Interior and Exterior decoration
The interior chamber of Taj Mahal steps far beyond traditional decorative elements. Here the inlay work is not pietra dura, but lapidary of precious and semiprecious gemstones. The inner chamber is an octagon with the design allowing for entry from each face, though, only the south garden-facing door is used. The interior walls are about 25 metre high and topped by a "false" interior dome decorated with a sun motif. Eight pishtaq arches define the space at ground level. As with the exterior, each lower pishtaq is crowned by a second pishtaq about midway up the wall. The four central upper arches form balconies or viewing areas and each balcony's exterior window has an intricate screen or jali cut from marble. In addition to the light from the balcony screens, light enters through roof openings covered by chattris at the corners. Each chamber wall has been highly decorated with dado bas relief, intricate lapidary inlay and refined calligraphy panels, reflecting in miniature detail of the design elements seen throughout the exterior of the complex. The octagonal marble screen or jali which borders the cenotaphs is made from eight marble panels. Each panel has been carved through with intricate piercework. The remaining surfaces have been inlaid with semiprecious stones in extremely delicate detail, forming twining vines, fruits and flowers.

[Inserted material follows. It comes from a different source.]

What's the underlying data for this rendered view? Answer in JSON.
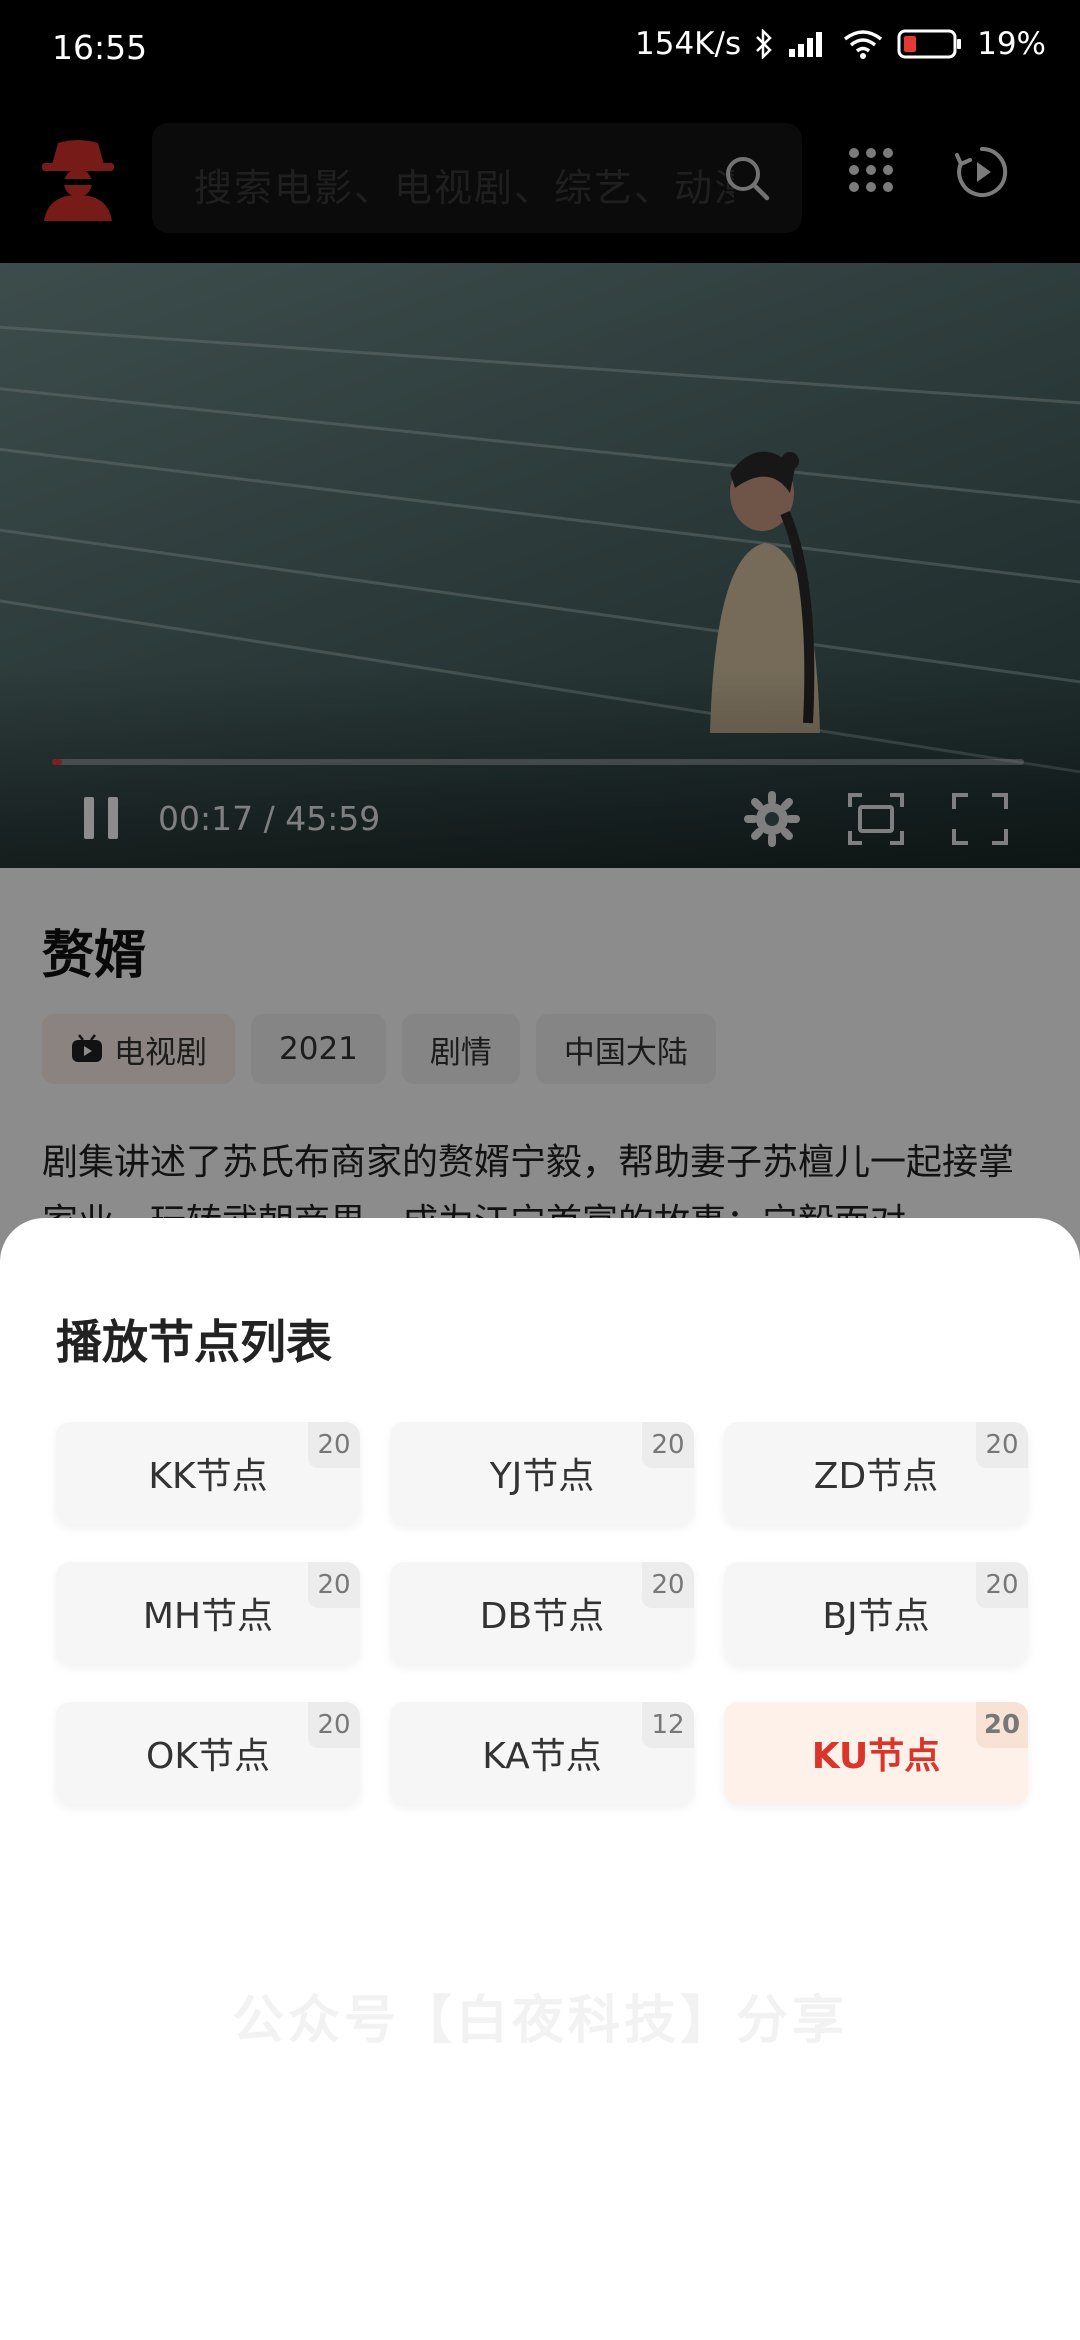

Muslim tradition forbids elaborate decoration of graves and hence Mumtaz and Shah Jahan are laid in a relatively plain crypt beneath the inner chamber with faces turned right and towards Mecca. Mumtaz Mahal's cenotaph is placed at the precise center of the inner chamber with a rectangular marble base of 1.5 metre by 2.5 metre. Both the base and casket are elaborately inlaid with precious and semiprecious ems.

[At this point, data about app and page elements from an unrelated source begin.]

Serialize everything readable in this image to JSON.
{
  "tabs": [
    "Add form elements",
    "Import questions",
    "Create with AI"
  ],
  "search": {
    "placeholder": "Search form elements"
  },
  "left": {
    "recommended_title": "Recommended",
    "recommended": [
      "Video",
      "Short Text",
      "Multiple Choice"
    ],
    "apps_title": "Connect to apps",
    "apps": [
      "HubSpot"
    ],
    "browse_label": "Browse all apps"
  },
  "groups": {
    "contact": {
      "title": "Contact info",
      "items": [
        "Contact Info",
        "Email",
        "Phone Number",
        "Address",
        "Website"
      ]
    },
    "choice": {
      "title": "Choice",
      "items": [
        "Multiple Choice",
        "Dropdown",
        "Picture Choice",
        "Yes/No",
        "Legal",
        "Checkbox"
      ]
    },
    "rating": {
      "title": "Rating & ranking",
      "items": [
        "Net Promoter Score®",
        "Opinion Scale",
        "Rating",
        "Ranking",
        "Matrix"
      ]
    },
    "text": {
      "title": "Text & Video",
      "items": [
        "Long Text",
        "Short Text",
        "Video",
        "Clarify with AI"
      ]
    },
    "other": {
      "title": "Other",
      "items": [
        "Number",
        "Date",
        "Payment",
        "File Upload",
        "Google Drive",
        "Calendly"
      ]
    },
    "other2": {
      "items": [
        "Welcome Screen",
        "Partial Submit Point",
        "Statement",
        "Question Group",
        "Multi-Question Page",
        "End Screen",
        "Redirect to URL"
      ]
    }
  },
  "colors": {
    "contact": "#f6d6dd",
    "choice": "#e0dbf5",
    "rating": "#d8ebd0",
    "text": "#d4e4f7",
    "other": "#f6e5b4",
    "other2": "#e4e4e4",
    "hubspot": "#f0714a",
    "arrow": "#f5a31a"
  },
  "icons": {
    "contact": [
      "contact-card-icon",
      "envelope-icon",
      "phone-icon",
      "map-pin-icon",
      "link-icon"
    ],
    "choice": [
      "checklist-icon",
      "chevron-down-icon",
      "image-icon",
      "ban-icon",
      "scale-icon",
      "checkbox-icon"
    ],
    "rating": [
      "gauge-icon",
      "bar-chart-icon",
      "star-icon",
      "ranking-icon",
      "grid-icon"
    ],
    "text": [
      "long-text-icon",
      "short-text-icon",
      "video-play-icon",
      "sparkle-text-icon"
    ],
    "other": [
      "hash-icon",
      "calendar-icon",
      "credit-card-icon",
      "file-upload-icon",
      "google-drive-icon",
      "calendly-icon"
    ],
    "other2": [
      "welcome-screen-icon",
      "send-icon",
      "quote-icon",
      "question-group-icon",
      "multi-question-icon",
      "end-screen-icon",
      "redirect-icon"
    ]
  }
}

Calligraphic inscriptions on the casket identify and praise Mumtaz. On the lid of the casket is a raised rectangular lozenge meant to suggest a writing tablet. Shah Jahan's cenotaph is beside Mumtaz's to the western side. It is the only visible asymmetric element in the entire complex. His cenotaph is bigger than his wife's, but reflects the same elements: A larger casket on slightly taller base, again decorated with astonishing precision with lapidary and calligraphy that identifies Shah Jahan. On the lid of this casket is a traditional sculpture of a small pen box. The pen box and writing tablet were traditional Mughal funerary icons decorating men's and women's caskets respectively. Ninety Nine Names of God are to be found as calligraphic inscriptions on the sides of the actual tomb of Mumtaz Mahal, in the crypt including "O Noble, O Magnificent, O Majestic, O Unique, O Eternal, O Glorious... ". The tomb of Shah Jahan bears a calligraphic inscription that reads; "He traveled from this world to the banquet-hall of Eternity on the night of the twenty-sixth of the month of Rajab, in the year 1076 Hijri."